■ Problem to work on:
Write out all of the entries, matching the original exactly.

(Information supplied begins)

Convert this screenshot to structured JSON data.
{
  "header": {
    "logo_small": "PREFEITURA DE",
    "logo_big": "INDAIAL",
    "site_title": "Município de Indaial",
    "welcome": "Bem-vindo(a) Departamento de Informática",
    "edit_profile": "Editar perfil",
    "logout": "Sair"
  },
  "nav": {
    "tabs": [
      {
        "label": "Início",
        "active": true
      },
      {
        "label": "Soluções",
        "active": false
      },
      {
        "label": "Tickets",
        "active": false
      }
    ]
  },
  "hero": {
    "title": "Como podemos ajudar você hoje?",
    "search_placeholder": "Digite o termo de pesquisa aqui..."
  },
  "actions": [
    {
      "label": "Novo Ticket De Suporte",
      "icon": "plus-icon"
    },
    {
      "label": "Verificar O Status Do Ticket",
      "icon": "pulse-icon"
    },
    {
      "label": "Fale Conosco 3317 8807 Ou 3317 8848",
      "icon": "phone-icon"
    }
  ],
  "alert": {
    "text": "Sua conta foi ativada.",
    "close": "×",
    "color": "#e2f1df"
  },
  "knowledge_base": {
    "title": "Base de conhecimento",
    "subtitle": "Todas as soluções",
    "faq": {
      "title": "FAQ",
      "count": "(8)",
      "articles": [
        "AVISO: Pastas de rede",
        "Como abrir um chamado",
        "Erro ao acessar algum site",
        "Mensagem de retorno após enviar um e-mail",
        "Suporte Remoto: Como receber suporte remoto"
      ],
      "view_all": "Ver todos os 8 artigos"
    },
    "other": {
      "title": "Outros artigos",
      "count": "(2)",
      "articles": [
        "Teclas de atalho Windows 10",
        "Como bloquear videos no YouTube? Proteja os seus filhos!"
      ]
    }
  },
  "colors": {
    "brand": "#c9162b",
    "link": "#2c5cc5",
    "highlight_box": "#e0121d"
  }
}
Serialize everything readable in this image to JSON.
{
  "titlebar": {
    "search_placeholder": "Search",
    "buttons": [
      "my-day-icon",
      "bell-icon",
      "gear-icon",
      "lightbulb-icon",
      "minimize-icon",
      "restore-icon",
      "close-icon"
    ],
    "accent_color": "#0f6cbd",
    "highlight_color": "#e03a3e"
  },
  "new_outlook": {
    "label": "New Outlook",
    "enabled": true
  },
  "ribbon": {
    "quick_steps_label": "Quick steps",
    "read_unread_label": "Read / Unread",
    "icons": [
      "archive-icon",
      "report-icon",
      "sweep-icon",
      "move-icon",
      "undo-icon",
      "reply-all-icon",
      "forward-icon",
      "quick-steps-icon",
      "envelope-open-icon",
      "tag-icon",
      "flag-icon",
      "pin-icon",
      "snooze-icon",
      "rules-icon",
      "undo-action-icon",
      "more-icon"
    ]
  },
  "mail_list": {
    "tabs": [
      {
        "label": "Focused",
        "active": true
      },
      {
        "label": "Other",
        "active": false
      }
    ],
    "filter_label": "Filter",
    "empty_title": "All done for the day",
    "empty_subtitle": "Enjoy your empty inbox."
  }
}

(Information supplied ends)

■ Task solution:
Convert this screenshot to structured JSON data.
{
  "header": {
    "logo_small": "PREFEITURA DE",
    "logo_big": "INDAIAL",
    "site_title": "Município de Indaial",
    "welcome": "Bem-vindo(a) Departamento de Informática",
    "edit_profile": "Editar perfil",
    "logout": "Sair"
  },
  "nav": {
    "tabs": [
      {
        "label": "Início",
        "active": true
      },
      {
        "label": "Soluções",
        "active": false
      },
      {
        "label": "Tickets",
        "active": false
      }
    ]
  },
  "hero": {
    "title": "Como podemos ajudar você hoje?",
    "search_placeholder": "Digite o termo de pesquisa aqui..."
  },
  "actions": [
    {
      "label": "Novo Ticket De Suporte",
      "icon": "plus-icon"
    },
    {
      "label": "Verificar O Status Do Ticket",
      "icon": "pulse-icon"
    },
    {
      "label": "Fale Conosco 3317 8807 Ou 3317 8848",
      "icon": "phone-icon"
    }
  ],
  "alert": {
    "text": "Sua conta foi ativada.",
    "close": "×",
    "color": "#e2f1df"
  },
  "knowledge_base": {
    "title": "Base de conhecimento",
    "subtitle": "Todas as soluções",
    "faq": {
      "title": "FAQ",
      "count": "(8)",
      "articles": [
        "AVISO: Pastas de rede",
        "Como abrir um chamado",
        "Erro ao acessar algum site",
        "Mensagem de retorno após enviar um e-mail",
        "Suporte Remoto: Como receber suporte remoto"
      ],
      "view_all": "Ver todos os 8 artigos"
    },
    "other": {
      "title": "Outros artigos",
      "count": "(2)",
      "articles": [
        "Teclas de atalho Windows 10",
        "Como bloquear videos no YouTube? Proteja os seus filhos!"
      ]
    }
  },
  "colors": {
    "brand": "#c9162b",
    "link": "#2c5cc5",
    "highlight_box": "#e0121d"
  }
}
Serialize everything readable in this image to JSON.
{
  "titlebar": {
    "search_placeholder": "Search",
    "buttons": [
      "my-day-icon",
      "bell-icon",
      "gear-icon",
      "lightbulb-icon",
      "minimize-icon",
      "restore-icon",
      "close-icon"
    ],
    "accent_color": "#0f6cbd",
    "highlight_color": "#e03a3e"
  },
  "new_outlook": {
    "label": "New Outlook",
    "enabled": true
  },
  "ribbon": {
    "quick_steps_label": "Quick steps",
    "read_unread_label": "Read / Unread",
    "icons": [
      "archive-icon",
      "report-icon",
      "sweep-icon",
      "move-icon",
      "undo-icon",
      "reply-all-icon",
      "forward-icon",
      "quick-steps-icon",
      "envelope-open-icon",
      "tag-icon",
      "flag-icon",
      "pin-icon",
      "snooze-icon",
      "rules-icon",
      "undo-action-icon",
      "more-icon"
    ]
  },
  "mail_list": {
    "tabs": [
      {
        "label": "Focused",
        "active": true
      },
      {
        "label": "Other",
        "active": false
      }
    ],
    "filter_label": "Filter",
    "empty_title": "All done for the day",
    "empty_subtitle": "Enjoy your empty inbox."
  }
}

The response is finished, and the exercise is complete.